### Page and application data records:
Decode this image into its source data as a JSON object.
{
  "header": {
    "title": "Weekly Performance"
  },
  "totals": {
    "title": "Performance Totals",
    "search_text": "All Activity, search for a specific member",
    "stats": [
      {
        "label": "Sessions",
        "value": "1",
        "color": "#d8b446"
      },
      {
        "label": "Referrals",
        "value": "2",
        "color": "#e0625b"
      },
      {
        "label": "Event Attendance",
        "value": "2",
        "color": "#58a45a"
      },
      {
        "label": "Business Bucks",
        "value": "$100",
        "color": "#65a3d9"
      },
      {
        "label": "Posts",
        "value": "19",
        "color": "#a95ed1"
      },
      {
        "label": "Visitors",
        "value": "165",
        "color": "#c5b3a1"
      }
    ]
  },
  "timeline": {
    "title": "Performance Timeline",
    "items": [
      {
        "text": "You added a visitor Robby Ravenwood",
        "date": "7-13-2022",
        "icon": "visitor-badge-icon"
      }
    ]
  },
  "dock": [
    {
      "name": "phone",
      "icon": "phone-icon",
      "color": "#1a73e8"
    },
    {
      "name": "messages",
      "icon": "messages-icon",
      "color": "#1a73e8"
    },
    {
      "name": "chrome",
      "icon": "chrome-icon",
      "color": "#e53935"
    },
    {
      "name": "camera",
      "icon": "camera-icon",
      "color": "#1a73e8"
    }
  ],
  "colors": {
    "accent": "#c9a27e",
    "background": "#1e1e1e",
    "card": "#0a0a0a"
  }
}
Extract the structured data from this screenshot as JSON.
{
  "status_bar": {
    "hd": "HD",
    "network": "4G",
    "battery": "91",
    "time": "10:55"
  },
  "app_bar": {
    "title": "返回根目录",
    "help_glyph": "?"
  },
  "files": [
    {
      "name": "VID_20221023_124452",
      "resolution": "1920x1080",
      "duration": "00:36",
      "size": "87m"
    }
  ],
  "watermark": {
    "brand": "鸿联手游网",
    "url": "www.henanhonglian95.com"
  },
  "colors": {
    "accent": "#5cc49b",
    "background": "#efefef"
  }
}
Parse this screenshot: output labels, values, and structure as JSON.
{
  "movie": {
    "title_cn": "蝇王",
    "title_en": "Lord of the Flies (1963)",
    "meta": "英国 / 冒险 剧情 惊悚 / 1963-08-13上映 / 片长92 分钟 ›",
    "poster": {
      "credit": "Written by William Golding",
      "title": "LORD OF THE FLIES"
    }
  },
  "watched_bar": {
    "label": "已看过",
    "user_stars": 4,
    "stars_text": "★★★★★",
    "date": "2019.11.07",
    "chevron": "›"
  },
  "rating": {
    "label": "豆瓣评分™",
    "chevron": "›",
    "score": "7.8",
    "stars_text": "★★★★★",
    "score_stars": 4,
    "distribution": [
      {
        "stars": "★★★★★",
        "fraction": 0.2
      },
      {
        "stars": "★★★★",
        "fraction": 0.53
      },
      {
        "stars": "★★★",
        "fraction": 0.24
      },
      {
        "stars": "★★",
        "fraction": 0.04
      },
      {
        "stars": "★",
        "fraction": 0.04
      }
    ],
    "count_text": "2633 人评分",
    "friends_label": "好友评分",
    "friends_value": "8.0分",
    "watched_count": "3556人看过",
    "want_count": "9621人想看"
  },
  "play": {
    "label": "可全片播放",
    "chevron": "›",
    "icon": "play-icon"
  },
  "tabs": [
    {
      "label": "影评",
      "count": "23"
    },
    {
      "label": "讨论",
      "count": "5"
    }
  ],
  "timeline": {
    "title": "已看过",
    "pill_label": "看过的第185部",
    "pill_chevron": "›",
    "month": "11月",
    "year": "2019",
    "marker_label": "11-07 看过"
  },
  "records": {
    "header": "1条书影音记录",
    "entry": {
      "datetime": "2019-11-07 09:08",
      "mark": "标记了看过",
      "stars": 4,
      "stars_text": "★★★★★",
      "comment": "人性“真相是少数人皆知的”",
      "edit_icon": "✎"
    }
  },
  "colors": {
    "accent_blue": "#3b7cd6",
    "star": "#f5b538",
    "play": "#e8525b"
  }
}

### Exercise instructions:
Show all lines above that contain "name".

### Solution for this exercise:
      "name": "phone",
      "name": "messages",
      "name": "chrome",
      "name": "camera",
      "name": "VID_20221023_124452",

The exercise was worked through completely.